> **What you are asked to do**:
Search the data for "Admin". Each line containing it is to be copied.

══════════════════════════════

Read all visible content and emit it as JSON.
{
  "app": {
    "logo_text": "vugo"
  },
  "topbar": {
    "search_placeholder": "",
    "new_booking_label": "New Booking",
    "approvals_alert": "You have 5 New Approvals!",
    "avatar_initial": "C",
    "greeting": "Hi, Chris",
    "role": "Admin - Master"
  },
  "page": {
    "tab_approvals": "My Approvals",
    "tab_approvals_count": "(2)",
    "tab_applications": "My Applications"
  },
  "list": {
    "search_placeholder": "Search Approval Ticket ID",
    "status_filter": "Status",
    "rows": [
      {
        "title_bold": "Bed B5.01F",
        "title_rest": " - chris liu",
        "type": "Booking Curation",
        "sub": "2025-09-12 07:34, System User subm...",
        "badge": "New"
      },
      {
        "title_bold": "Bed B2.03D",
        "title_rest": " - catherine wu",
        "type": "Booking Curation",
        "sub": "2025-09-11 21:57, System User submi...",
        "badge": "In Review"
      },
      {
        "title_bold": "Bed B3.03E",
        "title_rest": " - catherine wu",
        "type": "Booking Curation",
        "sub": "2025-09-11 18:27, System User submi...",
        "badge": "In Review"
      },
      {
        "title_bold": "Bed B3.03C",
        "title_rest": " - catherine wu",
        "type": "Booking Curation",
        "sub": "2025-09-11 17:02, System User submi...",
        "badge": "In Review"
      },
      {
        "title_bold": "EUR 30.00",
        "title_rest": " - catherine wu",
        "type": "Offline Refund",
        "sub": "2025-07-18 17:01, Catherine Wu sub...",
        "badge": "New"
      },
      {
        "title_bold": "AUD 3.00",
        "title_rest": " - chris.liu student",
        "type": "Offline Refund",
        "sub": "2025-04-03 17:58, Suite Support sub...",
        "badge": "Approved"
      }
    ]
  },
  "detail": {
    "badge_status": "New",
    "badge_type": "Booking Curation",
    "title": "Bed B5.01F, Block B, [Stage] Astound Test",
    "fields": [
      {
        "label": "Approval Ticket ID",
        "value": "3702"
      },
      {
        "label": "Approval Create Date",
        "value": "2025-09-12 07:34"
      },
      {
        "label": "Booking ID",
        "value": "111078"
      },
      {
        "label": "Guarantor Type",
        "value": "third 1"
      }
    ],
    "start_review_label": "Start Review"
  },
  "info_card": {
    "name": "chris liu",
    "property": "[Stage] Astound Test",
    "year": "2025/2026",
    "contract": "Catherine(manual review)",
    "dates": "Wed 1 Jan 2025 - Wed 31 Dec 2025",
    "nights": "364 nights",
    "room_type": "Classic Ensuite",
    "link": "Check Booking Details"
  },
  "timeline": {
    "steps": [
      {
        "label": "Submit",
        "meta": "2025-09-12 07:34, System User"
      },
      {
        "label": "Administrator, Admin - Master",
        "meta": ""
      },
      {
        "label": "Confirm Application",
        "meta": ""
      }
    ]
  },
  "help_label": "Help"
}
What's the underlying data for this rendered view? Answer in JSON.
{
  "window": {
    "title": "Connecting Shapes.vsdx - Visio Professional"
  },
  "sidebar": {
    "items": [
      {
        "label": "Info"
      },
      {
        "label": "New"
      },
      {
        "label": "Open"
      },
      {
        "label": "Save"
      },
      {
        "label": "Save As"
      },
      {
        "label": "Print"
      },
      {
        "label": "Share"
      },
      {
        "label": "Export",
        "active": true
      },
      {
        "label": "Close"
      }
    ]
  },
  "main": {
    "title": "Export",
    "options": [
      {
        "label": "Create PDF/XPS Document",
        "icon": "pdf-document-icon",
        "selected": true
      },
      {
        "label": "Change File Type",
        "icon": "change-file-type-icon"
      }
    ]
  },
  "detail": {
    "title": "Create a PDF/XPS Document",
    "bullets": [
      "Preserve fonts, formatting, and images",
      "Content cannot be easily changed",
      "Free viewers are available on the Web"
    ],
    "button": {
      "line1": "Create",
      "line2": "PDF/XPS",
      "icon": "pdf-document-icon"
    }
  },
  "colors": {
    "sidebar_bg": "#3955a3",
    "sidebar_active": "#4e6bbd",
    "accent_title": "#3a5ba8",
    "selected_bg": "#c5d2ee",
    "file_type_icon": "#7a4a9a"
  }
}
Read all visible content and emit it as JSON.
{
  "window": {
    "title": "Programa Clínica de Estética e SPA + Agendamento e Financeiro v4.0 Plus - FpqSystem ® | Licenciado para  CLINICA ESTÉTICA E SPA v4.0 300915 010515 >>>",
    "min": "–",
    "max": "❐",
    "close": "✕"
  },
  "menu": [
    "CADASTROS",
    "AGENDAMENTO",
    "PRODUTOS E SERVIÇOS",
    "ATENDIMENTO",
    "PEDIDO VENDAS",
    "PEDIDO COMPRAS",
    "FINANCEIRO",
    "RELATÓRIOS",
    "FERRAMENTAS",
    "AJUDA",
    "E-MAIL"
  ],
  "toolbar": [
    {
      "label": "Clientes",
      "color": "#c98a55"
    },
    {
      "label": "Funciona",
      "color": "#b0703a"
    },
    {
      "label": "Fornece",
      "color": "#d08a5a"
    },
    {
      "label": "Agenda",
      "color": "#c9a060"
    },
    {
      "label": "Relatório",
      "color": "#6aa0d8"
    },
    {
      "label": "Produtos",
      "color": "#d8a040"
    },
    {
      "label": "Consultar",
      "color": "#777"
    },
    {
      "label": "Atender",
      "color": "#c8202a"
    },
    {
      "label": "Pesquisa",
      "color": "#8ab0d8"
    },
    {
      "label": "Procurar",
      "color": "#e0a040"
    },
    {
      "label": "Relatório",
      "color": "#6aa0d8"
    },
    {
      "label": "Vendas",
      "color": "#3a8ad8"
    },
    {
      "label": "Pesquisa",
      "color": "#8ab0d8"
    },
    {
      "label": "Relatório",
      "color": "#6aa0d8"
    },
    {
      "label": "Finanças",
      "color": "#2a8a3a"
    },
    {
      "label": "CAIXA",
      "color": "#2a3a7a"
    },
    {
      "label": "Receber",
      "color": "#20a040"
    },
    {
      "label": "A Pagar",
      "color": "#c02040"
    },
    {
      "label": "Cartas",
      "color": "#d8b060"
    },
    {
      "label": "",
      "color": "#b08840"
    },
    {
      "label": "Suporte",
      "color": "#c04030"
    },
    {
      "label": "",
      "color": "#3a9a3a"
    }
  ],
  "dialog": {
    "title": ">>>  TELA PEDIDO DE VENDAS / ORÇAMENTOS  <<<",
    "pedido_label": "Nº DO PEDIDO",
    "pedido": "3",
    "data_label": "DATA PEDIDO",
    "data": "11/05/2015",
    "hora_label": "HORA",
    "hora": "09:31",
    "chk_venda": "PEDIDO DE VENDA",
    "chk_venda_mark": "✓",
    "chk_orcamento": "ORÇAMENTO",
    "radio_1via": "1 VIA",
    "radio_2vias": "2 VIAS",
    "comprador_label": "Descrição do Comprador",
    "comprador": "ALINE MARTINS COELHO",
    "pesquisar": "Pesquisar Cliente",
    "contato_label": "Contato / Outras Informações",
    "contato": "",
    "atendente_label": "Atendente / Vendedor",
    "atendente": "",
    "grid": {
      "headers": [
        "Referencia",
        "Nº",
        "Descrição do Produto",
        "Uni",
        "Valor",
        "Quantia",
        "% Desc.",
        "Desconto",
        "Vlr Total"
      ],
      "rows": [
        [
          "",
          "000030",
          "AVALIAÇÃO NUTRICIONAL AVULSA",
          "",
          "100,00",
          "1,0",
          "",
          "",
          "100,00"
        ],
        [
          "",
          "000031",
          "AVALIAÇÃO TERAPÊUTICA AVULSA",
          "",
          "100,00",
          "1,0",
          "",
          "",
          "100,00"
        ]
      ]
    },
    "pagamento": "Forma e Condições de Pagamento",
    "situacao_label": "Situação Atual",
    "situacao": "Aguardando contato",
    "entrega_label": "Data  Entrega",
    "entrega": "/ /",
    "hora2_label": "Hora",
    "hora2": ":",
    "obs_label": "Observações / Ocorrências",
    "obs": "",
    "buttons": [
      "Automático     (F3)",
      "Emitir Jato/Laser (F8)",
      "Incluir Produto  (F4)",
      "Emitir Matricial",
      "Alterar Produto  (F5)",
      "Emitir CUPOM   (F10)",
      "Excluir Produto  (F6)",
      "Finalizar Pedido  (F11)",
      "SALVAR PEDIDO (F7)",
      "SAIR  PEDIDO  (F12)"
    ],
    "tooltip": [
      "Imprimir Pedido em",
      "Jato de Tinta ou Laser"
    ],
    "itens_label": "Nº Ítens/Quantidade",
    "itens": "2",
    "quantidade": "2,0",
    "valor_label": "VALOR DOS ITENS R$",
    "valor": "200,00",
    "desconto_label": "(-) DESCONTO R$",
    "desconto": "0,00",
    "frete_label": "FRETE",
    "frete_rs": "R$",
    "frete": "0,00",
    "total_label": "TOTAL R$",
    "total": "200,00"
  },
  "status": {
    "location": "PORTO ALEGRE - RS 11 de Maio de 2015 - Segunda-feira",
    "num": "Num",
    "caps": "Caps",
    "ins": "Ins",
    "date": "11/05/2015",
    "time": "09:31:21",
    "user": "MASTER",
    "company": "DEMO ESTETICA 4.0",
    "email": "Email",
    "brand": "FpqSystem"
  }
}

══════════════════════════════

> **Reply to the task**:
    "role": "Admin - Master"
        "label": "Administrator, Admin - Master",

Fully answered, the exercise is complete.